Thursday, August 03, 2006

Technique: Ear Learning

The other day I got the Jig of Slurs stuck in my head and I wanted to try and work it out by ear. Now I find two general things challenging in the area of ear learning. One is learning the tune well enough that I don't get confused about it when I make mistakes trying to play it. The second is figuring out where to start.

The second problem generally involves a good bit of trial and error for me, but this time I realized the solution was easy. The Jig of Slurs is a pipe tune, so it has to be in A mixolydian, since that's the only key the GHBs can play! This is a pretty useful shortcut if, like me, you haven't yet learned how to reliably distinguish all of the modes by ear.

Learning tunes "by ear" is something of a euphamism for me since I tend to memorize the tune first and then try to play it later, instead of playing along with a recording. One thing which has been helpful for this process is to lilt the songs instead of humming (or playing) them when learning. There are several reasons I think this is helpful:

  • It divorces knowledge of the tune itself from the technical ability to play it, allowing me to focus on really learning the tune.
  • Lilting is less forgiving than humming in terms of making you get the tune right. When I hum I tend to slur notes a bit, and this makes it easy to gloss over notes that I don't have right in my memory. With lilting it's harder to get away with this.

I tried to find a link about lilting, but I can't find anything. Any suggestions? The best suggestion I have is to listen to a good recording. I'm enjoying Colm O'Donnell's excellent Farewell to Evening Dances, which features lilting, singing, whistle, and flute.


Stephen Seifert said...

You have such a great BLOG! I too have been learning Irish whistle. I can relate to so many of your discoveries.

On to Ear Learning. I've spent some time using Transcribe! to slow down tunes so I can acknowledge the passing of each note. (

I've gone from hearing a big blur to hearing single notes and especially four-note phrases. I normally listen to broadcasts from Clare FM at about 75% of their original speed. Just in a few months time, I've developed pretty good comprehension even at full speed.

My first goal is to lilt the tune. I memorize it this way before I even get the whistle out. I sometimes go around lilting it for days. Here's what I've dug up on lilting.

Locate and purchase Cavan's Lilter - Seamus Fay - "A selection of 33 tracks of the best in Irish lilting by Seamus Fay. With a wealth of great tunes interspersed with songs, an interview and a spoken piece."

I heard this guy do an interview on Clare FM and he is the best I've heard. His stories of his mother and grandmother will blow you away. He says his grandmother could lilt all night for dancers without repeating a tune. (People that make fun of this stuff should not be trusted when it comes to Irish Traditional Music.)

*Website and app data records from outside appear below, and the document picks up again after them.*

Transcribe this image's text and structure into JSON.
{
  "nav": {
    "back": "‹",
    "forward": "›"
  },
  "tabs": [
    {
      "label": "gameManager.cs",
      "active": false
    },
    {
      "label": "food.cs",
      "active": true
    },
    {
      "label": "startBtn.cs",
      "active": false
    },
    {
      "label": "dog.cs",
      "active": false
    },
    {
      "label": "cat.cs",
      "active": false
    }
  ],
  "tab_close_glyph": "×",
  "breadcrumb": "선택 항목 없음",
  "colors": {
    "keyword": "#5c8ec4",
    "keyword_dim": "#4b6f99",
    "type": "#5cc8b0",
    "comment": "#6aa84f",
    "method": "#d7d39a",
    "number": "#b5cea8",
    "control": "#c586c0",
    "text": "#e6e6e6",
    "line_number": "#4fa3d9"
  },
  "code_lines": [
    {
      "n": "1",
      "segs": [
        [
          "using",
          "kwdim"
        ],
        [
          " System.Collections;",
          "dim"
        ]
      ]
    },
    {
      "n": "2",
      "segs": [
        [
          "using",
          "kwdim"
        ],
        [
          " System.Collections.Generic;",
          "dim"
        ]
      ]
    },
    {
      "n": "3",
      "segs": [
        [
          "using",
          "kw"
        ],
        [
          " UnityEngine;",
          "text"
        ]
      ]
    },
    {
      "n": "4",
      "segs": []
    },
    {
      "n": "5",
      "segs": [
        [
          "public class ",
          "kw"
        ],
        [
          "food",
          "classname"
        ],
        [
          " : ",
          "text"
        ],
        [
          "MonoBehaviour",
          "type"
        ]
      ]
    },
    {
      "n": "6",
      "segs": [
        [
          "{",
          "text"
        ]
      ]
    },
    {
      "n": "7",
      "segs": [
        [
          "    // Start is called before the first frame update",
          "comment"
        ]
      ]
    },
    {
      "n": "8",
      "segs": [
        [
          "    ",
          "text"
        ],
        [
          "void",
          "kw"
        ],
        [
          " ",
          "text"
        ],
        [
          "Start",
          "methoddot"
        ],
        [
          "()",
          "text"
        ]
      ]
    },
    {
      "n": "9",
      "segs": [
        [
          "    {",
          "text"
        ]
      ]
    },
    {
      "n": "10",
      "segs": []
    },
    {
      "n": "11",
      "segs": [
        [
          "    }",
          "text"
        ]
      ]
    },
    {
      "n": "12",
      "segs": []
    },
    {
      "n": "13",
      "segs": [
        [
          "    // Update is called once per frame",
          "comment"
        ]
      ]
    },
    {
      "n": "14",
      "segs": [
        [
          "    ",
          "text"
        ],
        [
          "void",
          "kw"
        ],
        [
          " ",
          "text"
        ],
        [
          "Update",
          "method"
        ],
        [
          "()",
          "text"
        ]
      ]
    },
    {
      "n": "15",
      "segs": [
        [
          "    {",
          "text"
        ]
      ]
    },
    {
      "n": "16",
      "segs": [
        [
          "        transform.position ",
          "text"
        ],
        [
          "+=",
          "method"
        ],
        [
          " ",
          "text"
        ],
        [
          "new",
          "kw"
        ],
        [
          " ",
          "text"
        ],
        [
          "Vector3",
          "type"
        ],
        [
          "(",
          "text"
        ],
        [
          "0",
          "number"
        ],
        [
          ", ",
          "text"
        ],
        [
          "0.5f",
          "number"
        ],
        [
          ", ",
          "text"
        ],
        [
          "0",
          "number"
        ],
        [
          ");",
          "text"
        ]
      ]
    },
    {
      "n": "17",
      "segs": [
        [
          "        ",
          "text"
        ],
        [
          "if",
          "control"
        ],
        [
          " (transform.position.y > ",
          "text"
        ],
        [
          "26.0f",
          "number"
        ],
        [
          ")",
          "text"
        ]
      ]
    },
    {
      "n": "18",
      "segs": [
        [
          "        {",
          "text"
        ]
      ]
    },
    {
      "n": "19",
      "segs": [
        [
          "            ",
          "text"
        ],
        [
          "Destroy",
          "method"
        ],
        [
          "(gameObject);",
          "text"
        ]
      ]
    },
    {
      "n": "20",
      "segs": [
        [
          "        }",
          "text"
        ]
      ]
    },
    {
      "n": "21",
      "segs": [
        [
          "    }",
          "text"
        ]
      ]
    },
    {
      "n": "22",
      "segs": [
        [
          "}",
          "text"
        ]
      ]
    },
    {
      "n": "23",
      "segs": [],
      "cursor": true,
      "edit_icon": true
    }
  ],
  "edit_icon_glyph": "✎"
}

The next thing you should explore is a site with MP3s of 11 different lilters over the last 100 years. The site calls it Celtic mouth music. ( Download these before the site disappears.

To wrap up, I firmly believe that if I can lilt the tune from memory, the whistling will be no problem. Thanks for all your work. This blog is a treasure!

Stephen Seifert

Craig said...

Thanks for your compliments and especially for the link and CD reference!